■ Description of the task: Which lines in the records below contain the word "They"? Return each of them.
(Provided information)
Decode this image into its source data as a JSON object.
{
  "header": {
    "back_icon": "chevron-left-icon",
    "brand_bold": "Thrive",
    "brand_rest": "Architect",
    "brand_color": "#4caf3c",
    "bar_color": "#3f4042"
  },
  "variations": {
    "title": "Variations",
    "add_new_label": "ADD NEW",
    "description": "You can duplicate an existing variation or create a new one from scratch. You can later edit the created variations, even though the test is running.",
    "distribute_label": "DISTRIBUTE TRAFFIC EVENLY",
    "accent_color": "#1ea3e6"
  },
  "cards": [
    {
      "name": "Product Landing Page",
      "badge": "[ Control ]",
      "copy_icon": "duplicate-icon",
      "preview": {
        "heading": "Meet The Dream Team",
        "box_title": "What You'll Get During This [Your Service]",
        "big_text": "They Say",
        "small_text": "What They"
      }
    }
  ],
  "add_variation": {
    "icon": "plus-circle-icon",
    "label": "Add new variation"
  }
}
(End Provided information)
■ Result:
        "big_text": "They Say",
        "small_text": "What They"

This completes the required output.